When comparing stats, let’s try to keep things apples to apples and not lump in wins against the feeder series when you’re judging accomplishments against racing royalty.
Jimmy John’s #4 – Hold the Encumbereds
Speaking of Harvick, the hammer came down rather harshly on the No. 4 team Wednesday, when fines were announced following his second consecutive win Sunday. While Reddit, Facebook, and Twitter were awash in angles of images of the Jimmy John’s Ford roof collapsing at the end of the straightaways, it was as if everyone had their own Zapruder film they were dissecting. While Rodney Childers did his best to soft-sell the obvious for a couple of days, the verdict was issued: loss of 20 driver and owner points, and car chief Robert Smith (not The Cure lead vocalist) suspended for two races. Many commenting on the car felt the penalties didn’t go far enough. First a missing lug nut in Atlanta, now this super-collapsible bendy roof and glass deal?
With fists clenched in defiance and filled with inconsolable rage, they were heard to shout, “…it’s not fair!”
This is a perfect example of, you can’t have it both ways. When you map out every square inch of the car, tightening the area the teams have to work in, you’re going to see weird stuff like this going on. While it might come as a complete surprise to some, it’s not just Chad Knaus that is out there trying to bend the rules and exploit every area possible to build the best racecar that they can. If you’re going to ask for all the cars to be measured by lasers, 10 templates and an aerial camera, the best minds will figure out a way to make it fit those parameters when it matters, but not necessarily at speed. The “Twisted Sister” Gen 4 cars may not have been symmetrical, but the engineering, art and science of the bodies that the fabricators worked their magic on was a sight to behold. Harvick’s roof dent is the modern day equivalent of bird shot falling out of the frame rails of cars pulling off pit road at Martinsville, or a backstretch at Darlington littered with discarded starter motors, designed to fall off to lose some weight after the race had started.
If anyone has the right perspective on this particular infraction, it’s Ron Burgundy. “I’m not even mad; I’m impressed!”
Fretting over the 48
While Jimmie Johnson was getting lapped before the first stage was up last week (along with virtually half the field), it was beating another dead horse of “What’s wrong with Hendrick?” Frankly, very little is wrong with HMS. It’s a matter of priority, and addressing when needs to be the focus for the time being. Does anyone really think the No. 48 team can’t reel off “a” win in the next six months? The playoff format of win and in helps serve teams in a number of ways, not just those who can only win on restrictor plate tracks or road courses.

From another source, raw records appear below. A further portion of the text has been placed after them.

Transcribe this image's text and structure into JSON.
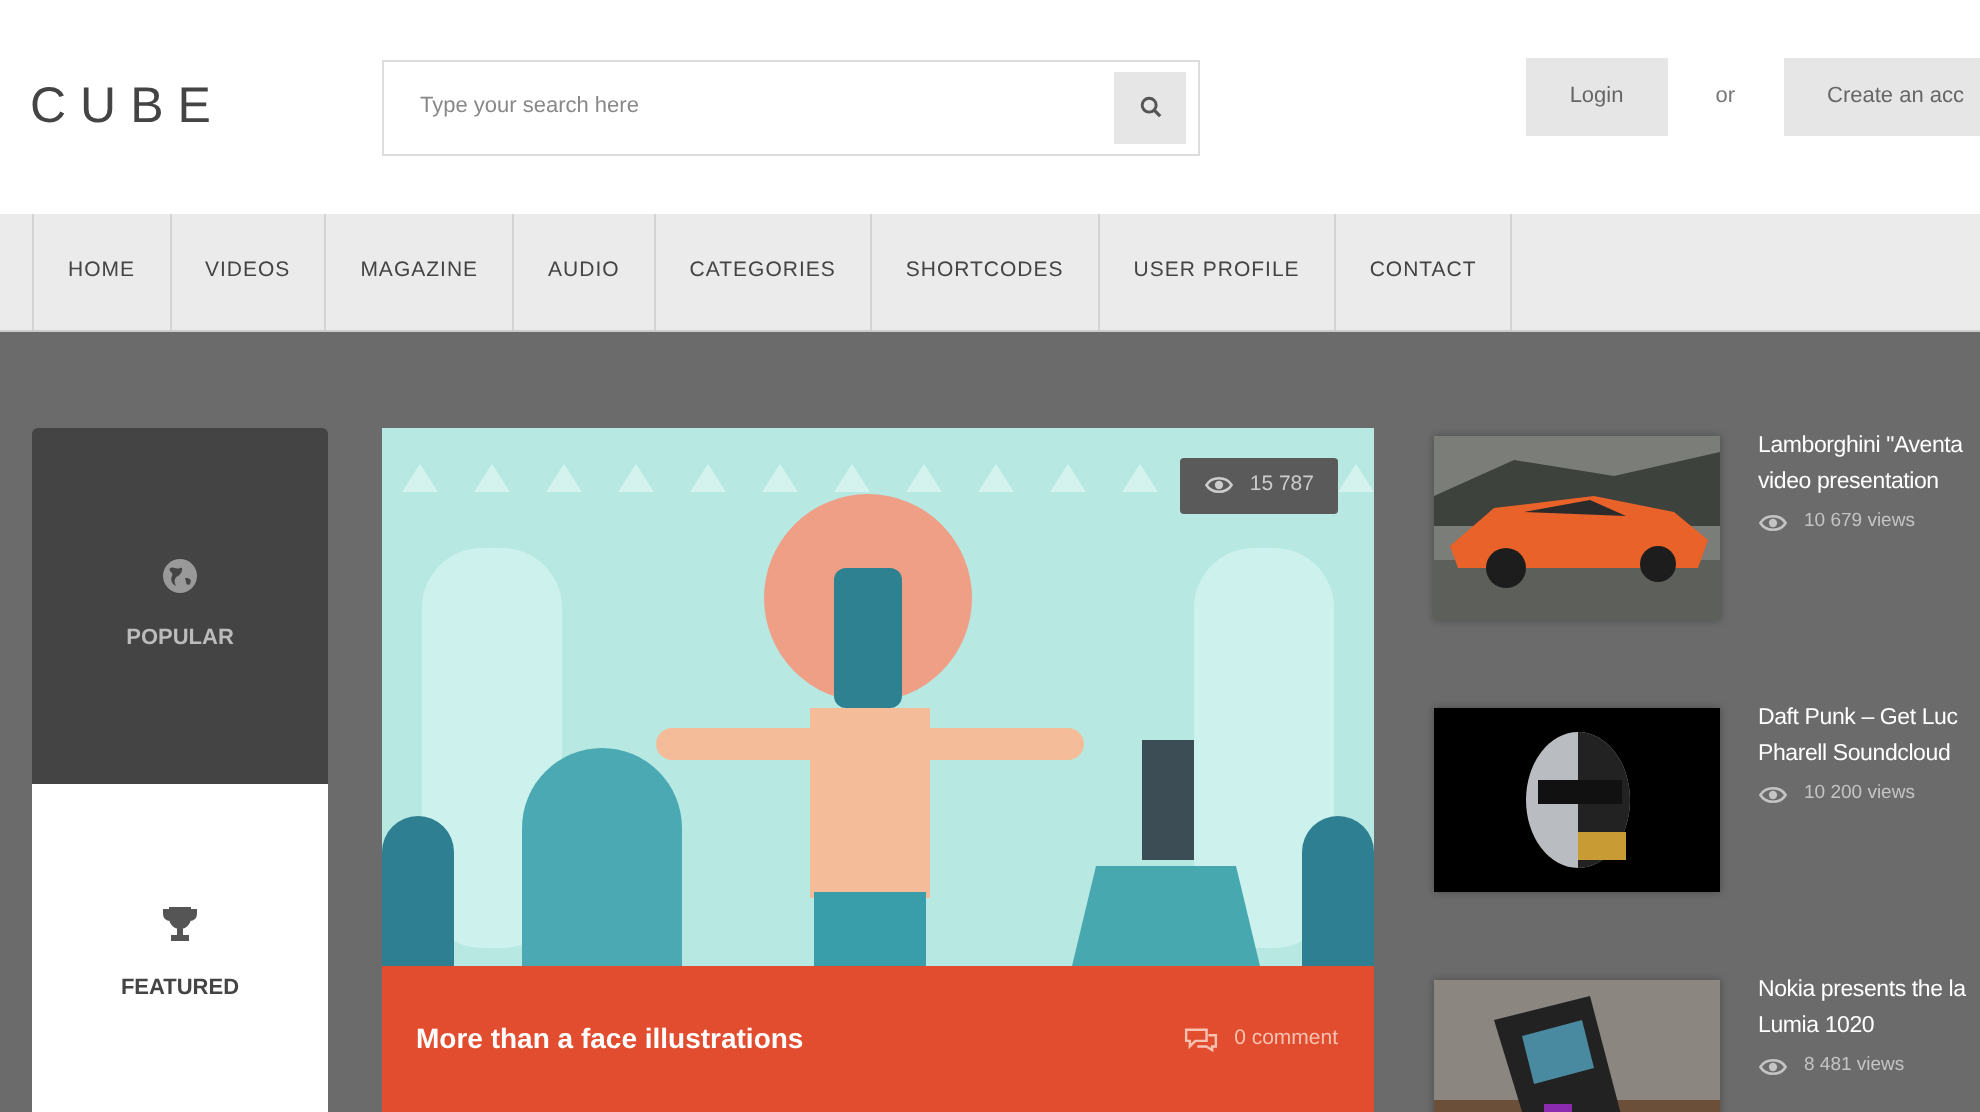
{
  "logo": "CUBE",
  "search": {
    "placeholder": "Type your search here"
  },
  "auth": {
    "login": "Login",
    "separator": "or",
    "create": "Create an acc"
  },
  "nav": [
    {
      "label": "HOME"
    },
    {
      "label": "VIDEOS"
    },
    {
      "label": "MAGAZINE"
    },
    {
      "label": "AUDIO"
    },
    {
      "label": "CATEGORIES"
    },
    {
      "label": "SHORTCODES"
    },
    {
      "label": "USER PROFILE"
    },
    {
      "label": "CONTACT"
    }
  ],
  "sidebar_tabs": [
    {
      "label": "POPULAR",
      "selected": false
    },
    {
      "label": "FEATURED",
      "selected": true
    }
  ],
  "featured": {
    "kind": "picture",
    "views": "15 787",
    "title": "More than a face illustrations",
    "comments": "0 comment"
  },
  "videos": [
    {
      "title_lines": [
        "Lamborghini \"Aventa",
        "video presentation"
      ],
      "views": "10 679 views"
    },
    {
      "title_lines": [
        "Daft Punk – Get Luc",
        "Pharell Soundcloud"
      ],
      "views": "10 200 views"
    },
    {
      "title_lines": [
        "Nokia presents the la",
        "Lumia 1020"
      ],
      "views": "8 481 views"
    }
  ]
}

The number one priority right now at HMS, is to get Chase Elliott a win. He cannot go another year without winning, after having lost at least five wins in the past two years. Next up on the checklist is getting William Byron and Alex Bowman up to speed. Bowman was impressive in his substitute role for Dale Earnhardt, Jr. in 2016, but a new car and a teammate who has three Cup Series starts to his name has a bit of a challenge himself with his team this year. Speaking of Byron, don’t let the number change confuse you – that is not the Alan Gustafson No. 24 from last year – that is the much-maligned No. 5 team that Kasey Kahne struggled with for the past two seasons.

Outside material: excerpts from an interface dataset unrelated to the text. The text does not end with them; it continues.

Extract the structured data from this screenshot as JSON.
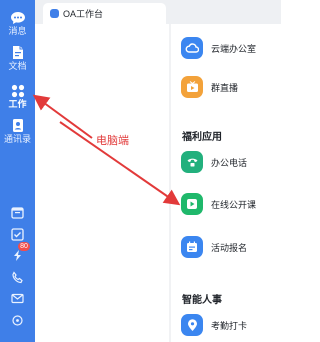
{
  "sidebar": {
    "items": [
      {
        "label": "消息",
        "icon": "chat-bubble-icon"
      },
      {
        "label": "文档",
        "icon": "document-icon"
      },
      {
        "label": "工作",
        "icon": "grid-apps-icon",
        "active": true
      },
      {
        "label": "通讯录",
        "icon": "contacts-icon"
      }
    ],
    "bottom_icons": [
      "calendar-icon",
      "todo-check-icon",
      "ding-icon",
      "phone-icon",
      "mail-icon",
      "more-icon"
    ],
    "badge_count": "80"
  },
  "tab": {
    "title": "OA工作台"
  },
  "list": {
    "top_items": [
      {
        "label": "云端办公室",
        "icon": "cloud-office-icon",
        "color": "#3b86f0"
      },
      {
        "label": "群直播",
        "icon": "live-tv-icon",
        "color": "#f3a23a"
      }
    ],
    "sections": [
      {
        "title": "福利应用",
        "items": [
          {
            "label": "办公电话",
            "icon": "phone-icon",
            "color": "#22b07d"
          },
          {
            "label": "在线公开课",
            "icon": "play-icon",
            "color": "#1fb86b"
          },
          {
            "label": "活动报名",
            "icon": "calendar-signup-icon",
            "color": "#3b86f0"
          }
        ]
      },
      {
        "title": "智能人事",
        "items": [
          {
            "label": "考勤打卡",
            "icon": "location-pin-icon",
            "color": "#3b86f0"
          }
        ]
      }
    ]
  },
  "annotation": {
    "label": "电脑端",
    "color": "#e23a3a"
  },
  "colors": {
    "rail": "#3f7fe8",
    "accent_red": "#e23a3a"
  }
}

In short, fear not, 48 fans. Jimmie and Chad will have things squared away before Charlotte. He seems to do okay at Martinsville – would be a fitting place for their first win this season.